== Segment start ==
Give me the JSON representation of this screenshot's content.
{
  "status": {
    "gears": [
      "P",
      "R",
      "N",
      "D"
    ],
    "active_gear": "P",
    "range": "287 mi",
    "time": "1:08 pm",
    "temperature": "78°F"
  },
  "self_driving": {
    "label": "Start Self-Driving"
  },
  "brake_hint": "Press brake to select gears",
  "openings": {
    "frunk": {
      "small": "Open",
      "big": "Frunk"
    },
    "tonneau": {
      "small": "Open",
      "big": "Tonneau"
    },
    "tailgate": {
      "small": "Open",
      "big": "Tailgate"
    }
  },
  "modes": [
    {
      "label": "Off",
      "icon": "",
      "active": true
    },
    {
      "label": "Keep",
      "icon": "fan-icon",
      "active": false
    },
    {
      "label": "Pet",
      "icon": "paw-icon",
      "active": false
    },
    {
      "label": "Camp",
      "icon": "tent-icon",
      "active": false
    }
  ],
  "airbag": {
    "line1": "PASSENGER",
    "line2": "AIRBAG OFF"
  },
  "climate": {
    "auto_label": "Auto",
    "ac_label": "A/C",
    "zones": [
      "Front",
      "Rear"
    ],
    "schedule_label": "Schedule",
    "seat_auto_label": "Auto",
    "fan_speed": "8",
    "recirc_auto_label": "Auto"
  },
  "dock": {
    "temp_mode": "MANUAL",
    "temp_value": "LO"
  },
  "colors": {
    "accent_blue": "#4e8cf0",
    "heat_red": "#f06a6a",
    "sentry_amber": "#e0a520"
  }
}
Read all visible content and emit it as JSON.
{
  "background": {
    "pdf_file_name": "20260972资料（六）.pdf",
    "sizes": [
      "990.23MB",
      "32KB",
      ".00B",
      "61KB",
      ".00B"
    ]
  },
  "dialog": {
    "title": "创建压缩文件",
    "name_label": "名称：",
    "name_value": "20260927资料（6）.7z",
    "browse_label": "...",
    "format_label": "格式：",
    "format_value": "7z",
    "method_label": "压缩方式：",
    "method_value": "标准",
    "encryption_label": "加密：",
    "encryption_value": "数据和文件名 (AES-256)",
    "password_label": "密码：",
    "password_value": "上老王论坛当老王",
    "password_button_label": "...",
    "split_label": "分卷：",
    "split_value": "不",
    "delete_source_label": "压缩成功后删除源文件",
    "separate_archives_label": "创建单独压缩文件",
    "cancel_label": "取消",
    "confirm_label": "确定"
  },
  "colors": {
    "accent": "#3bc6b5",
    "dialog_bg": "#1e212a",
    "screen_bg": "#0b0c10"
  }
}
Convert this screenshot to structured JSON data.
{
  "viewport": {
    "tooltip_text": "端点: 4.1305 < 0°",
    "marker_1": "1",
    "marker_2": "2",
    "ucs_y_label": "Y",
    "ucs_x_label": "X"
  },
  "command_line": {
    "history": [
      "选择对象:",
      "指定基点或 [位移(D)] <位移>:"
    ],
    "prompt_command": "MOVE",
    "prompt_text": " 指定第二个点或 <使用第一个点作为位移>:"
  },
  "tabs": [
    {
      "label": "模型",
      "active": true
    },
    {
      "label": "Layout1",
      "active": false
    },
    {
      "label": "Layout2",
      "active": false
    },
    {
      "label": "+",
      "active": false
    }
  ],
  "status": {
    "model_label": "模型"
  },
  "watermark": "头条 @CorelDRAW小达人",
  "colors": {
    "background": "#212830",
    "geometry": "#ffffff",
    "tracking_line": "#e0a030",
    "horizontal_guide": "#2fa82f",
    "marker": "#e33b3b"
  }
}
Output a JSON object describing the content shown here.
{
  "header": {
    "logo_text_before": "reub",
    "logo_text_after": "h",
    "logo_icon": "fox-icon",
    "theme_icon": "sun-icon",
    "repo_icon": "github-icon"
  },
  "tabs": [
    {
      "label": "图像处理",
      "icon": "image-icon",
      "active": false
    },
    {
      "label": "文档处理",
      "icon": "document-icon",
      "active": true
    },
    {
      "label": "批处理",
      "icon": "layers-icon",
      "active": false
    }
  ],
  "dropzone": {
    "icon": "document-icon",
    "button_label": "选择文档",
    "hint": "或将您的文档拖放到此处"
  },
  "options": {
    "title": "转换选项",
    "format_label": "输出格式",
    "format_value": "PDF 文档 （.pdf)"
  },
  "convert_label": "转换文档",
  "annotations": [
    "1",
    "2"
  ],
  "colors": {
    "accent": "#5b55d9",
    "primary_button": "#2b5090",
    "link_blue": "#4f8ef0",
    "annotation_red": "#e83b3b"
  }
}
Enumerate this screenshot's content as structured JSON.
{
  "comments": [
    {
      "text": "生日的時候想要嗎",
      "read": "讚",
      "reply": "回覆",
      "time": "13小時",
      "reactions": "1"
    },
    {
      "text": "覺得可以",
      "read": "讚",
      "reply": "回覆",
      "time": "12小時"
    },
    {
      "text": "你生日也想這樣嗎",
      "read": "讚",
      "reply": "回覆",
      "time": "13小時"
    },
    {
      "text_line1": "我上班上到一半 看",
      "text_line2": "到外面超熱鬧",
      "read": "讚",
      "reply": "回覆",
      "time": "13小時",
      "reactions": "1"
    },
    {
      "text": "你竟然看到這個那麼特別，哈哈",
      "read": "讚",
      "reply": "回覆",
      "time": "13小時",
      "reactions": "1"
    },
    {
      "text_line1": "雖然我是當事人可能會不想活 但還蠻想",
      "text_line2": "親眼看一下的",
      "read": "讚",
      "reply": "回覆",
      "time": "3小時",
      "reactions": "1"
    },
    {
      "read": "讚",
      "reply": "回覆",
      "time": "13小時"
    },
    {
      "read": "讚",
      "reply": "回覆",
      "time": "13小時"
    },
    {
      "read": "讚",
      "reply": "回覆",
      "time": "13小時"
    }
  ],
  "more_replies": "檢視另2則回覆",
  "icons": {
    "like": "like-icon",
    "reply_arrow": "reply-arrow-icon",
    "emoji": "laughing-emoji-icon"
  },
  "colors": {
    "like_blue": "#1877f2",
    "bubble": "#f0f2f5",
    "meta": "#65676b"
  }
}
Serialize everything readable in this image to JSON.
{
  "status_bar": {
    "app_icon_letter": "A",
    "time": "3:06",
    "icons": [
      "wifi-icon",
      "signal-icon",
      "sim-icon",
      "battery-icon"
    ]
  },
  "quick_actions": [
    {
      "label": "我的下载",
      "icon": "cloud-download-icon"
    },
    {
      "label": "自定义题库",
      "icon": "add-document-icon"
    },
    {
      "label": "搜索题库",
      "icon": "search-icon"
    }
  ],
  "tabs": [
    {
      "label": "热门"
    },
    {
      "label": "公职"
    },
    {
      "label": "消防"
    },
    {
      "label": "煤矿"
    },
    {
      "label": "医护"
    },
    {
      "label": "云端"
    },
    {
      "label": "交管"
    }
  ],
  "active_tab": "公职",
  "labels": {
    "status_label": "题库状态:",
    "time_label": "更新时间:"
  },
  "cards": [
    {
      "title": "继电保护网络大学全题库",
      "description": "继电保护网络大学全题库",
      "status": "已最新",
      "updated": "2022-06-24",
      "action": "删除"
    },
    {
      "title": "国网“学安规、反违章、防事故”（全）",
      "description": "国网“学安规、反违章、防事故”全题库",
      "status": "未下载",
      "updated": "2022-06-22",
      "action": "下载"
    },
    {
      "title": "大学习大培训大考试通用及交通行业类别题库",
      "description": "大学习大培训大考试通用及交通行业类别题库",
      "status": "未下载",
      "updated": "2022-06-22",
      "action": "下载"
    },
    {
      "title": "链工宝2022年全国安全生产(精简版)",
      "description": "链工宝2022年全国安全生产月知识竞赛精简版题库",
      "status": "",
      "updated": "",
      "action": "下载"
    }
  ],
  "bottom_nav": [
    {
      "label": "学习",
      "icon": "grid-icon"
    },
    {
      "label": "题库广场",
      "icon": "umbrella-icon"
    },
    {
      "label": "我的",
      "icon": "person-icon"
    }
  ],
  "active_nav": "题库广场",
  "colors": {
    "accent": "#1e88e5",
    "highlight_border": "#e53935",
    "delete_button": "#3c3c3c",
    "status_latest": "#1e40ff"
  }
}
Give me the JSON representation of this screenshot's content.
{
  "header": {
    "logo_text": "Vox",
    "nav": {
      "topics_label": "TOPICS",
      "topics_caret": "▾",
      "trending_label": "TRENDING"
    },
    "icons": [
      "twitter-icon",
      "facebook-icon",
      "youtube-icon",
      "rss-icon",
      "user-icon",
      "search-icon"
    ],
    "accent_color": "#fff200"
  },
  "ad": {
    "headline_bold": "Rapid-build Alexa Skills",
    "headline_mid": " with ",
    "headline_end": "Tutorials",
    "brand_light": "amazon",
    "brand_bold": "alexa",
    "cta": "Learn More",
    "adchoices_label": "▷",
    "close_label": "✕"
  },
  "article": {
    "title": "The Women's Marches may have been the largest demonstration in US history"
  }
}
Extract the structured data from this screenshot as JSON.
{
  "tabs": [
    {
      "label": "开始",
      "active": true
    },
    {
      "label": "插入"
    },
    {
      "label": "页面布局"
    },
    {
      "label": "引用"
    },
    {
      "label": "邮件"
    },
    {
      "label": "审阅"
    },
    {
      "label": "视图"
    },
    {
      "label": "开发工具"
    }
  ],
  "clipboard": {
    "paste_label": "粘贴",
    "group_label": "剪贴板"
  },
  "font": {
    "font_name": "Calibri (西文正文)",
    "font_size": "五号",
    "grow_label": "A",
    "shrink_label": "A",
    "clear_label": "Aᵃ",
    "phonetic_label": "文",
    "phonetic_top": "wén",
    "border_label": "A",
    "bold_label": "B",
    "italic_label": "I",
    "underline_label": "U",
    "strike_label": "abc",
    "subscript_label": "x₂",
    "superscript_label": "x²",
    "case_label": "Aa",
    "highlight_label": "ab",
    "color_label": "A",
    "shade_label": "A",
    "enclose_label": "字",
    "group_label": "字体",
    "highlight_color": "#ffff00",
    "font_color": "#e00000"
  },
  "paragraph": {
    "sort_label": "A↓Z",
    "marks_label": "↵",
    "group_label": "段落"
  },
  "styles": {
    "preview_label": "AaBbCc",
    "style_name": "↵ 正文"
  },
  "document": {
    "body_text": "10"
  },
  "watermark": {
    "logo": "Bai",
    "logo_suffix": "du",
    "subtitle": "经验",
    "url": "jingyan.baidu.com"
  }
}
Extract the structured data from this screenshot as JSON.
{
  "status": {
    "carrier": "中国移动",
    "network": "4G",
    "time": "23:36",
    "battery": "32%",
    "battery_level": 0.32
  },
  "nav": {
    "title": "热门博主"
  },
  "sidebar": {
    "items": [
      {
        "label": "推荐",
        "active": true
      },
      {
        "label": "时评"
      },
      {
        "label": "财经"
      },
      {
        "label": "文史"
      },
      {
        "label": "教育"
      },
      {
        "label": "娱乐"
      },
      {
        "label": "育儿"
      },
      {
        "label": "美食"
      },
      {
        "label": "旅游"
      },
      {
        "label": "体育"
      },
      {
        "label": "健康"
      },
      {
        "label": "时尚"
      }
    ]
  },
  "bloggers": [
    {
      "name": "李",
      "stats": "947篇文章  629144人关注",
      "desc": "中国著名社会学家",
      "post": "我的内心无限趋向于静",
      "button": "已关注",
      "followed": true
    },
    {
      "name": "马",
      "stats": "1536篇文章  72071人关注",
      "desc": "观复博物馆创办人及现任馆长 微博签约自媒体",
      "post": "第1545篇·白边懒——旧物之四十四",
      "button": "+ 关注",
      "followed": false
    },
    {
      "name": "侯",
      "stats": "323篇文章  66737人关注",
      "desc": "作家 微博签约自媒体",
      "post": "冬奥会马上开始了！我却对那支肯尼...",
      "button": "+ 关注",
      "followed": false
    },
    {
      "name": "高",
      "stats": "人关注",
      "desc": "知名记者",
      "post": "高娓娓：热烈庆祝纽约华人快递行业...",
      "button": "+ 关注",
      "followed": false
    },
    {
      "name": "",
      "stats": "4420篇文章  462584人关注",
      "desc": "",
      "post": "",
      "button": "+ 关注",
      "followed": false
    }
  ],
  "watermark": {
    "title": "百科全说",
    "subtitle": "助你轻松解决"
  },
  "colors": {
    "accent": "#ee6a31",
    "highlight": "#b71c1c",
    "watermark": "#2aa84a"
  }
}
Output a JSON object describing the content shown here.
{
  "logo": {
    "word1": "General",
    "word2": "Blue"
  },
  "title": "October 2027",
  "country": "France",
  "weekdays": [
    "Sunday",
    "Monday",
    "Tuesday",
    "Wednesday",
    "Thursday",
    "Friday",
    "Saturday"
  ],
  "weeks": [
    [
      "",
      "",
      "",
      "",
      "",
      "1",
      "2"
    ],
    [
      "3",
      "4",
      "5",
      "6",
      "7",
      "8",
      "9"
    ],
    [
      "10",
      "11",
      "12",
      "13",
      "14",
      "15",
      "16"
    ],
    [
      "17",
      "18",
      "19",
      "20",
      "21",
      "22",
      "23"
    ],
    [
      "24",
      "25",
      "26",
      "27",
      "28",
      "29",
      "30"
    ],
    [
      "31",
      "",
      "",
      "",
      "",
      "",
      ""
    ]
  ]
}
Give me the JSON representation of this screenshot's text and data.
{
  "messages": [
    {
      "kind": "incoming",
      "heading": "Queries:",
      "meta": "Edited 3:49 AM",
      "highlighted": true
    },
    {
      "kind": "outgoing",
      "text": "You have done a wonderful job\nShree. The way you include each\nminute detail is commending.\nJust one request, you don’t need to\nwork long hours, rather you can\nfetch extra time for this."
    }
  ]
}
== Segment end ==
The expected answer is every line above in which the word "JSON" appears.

Give me the JSON representation of this screenshot's content.
Read all visible content and emit it as JSON.
Convert this screenshot to structured JSON data.
Output a JSON object describing the content shown here.
Enumerate this screenshot's content as structured JSON.
Serialize everything readable in this image to JSON.
Give me the JSON representation of this screenshot's content.
Extract the structured data from this screenshot as JSON.
Extract the structured data from this screenshot as JSON.
Output a JSON object describing the content shown here.
Give me the JSON representation of this screenshot's text and data.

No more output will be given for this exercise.